Now, through the wonder of modern communication, Edge has returned with a real vinyl album and a sound that is still looking ahead. The songs are an intriguing mix of what Todd Rundgren might sound like now if he’d never discovered a synthesizer, or if Steely Dan hadn’t gone to Bard College but instead, maybe, the University of Pennsylvania. These four are completely accomplished musicians, who like to bend the rules just enough to make them their own. Still, they can stay inside the parameters of ’70s rock so the scent of sweet nostalgia is never far from the turntable.
It’s a beautiful world when old friends stay good friends, and even better when they continue growing as musicians who enjoy each other’s company.

Bill Bentley
Americana Highways.org

richard x. heyman
As a Baby Boomer, I never use the "a" word, but I have to make an exception here. "Keep Me Around" by Edge is AWESOME. First, the production is so sonically inviting that it draws the listener into its aural soundscape. Each instrument has its own space and speaks with a clarity that is rarely heard these days. The album alternates between guitarist Bob Windbiel's gorgeous instrumentals,
filled with chords I don't even know the names of, and keyboardist Lee Feldman's completely original and brilliant songcraft. I can't help but think of John and Paul battling it out on "Revolver." Yet the two diverse styles complement each other to form a perfect union.
Highly recommended.

Richard X. Heyman

Jazz 90.1 Rochester
The four members of EDGE have been playing together since 1973, so it makes sense that they’d deliver attractive, sweet, touching-to-upbeat melodies with a positive retro vibe. Interspersed with the instrumentals are clever, quirky, oh-so-youthful vocals from keyboardist Lee Feldman.
Their debut album KEEP ME AROUND does a catchy job of visiting the 70s without living in them.

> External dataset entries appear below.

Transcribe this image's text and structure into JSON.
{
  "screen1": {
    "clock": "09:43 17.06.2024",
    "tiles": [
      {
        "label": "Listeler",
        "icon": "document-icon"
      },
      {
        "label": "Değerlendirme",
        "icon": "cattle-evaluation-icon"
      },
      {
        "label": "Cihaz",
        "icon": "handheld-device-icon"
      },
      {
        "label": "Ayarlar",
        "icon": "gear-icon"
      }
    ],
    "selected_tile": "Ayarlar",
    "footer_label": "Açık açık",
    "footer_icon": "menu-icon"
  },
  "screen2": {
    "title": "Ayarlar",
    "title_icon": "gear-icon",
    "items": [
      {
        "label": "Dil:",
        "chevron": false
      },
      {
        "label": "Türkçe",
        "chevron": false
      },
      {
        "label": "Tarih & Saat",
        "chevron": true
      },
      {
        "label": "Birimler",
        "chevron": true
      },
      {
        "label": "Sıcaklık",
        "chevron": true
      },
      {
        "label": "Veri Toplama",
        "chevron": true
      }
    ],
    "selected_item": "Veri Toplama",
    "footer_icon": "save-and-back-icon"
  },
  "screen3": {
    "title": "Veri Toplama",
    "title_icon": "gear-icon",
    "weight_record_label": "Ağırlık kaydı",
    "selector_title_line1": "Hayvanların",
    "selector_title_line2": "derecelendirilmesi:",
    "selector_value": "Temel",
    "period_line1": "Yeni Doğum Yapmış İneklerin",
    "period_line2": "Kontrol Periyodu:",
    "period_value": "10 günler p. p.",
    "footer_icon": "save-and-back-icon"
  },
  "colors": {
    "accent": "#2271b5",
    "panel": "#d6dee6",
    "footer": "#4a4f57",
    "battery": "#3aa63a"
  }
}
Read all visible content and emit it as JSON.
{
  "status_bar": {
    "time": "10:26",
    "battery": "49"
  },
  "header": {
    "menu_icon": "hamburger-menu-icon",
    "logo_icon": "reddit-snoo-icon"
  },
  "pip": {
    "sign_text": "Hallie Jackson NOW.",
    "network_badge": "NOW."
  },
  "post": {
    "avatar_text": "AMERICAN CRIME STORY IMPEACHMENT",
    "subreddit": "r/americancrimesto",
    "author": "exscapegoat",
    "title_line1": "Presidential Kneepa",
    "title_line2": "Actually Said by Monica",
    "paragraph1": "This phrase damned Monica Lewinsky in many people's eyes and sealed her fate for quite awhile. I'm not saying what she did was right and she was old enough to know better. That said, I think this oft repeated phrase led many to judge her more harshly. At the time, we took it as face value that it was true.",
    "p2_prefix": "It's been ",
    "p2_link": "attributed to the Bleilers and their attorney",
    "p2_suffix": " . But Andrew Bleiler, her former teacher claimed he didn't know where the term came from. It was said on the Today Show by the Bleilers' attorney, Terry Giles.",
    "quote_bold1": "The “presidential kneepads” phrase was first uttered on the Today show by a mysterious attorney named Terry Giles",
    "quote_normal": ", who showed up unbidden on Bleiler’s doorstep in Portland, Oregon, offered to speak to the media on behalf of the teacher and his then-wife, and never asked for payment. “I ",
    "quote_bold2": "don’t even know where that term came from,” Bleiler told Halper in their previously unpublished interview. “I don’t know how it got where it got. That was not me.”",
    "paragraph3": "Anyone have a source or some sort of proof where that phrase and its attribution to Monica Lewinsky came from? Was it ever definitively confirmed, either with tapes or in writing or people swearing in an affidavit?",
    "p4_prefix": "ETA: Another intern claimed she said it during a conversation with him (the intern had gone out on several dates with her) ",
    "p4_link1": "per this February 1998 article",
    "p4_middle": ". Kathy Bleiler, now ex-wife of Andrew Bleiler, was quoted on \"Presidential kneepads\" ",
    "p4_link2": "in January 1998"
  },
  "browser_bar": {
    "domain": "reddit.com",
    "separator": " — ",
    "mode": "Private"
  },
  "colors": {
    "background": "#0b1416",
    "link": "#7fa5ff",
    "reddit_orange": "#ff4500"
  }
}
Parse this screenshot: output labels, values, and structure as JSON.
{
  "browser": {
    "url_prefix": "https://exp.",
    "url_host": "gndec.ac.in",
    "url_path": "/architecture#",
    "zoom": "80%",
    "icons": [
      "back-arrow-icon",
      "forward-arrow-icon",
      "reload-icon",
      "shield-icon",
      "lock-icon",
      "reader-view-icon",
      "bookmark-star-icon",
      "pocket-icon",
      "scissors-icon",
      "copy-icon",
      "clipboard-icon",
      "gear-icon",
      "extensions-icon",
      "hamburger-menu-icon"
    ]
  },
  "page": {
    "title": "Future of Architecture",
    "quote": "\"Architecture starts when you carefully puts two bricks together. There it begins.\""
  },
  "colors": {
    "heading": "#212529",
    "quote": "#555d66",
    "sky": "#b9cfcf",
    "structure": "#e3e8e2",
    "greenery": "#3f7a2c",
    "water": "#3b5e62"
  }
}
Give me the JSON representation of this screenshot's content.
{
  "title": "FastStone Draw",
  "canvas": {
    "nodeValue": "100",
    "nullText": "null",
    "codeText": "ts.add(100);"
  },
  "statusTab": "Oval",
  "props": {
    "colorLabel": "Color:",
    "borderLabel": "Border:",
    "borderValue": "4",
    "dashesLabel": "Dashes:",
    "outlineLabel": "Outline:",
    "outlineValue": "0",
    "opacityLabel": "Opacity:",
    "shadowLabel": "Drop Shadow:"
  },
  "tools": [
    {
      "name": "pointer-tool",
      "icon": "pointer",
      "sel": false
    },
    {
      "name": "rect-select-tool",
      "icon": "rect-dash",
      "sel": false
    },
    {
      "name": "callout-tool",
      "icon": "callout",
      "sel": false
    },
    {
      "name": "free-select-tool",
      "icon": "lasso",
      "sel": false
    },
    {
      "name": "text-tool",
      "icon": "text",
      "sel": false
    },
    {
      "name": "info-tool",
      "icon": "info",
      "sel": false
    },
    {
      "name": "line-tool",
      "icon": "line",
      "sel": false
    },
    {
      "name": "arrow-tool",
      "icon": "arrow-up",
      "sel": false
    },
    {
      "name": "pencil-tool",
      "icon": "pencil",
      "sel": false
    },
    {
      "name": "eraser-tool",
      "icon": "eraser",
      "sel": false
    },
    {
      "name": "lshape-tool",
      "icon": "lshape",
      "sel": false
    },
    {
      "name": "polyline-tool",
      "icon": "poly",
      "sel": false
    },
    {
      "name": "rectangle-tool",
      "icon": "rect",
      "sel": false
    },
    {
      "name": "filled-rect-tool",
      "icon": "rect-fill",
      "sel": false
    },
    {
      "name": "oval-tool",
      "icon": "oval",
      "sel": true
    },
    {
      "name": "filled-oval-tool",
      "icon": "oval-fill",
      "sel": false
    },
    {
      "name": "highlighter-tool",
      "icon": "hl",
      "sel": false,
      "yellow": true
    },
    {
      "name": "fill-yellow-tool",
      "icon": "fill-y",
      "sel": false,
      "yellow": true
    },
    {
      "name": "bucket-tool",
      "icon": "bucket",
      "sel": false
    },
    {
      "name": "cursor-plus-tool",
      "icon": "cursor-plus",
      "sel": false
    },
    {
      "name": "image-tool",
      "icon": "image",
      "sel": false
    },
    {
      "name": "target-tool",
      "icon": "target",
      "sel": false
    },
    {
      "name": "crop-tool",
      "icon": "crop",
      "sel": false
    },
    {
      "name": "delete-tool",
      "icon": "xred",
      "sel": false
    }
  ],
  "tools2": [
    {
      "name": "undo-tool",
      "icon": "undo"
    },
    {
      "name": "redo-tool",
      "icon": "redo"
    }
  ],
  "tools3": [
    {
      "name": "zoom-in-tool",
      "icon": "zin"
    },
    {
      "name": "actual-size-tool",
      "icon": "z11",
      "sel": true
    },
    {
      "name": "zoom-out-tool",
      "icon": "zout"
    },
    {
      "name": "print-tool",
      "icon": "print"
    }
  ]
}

Chuck Ingersoll
Jazz 90.1 Rochester

Making music is a rewarding life's calling.
Making music with lifelong friends takes it to a whole 'nother level.
Edge Rehearsal Photo, 2019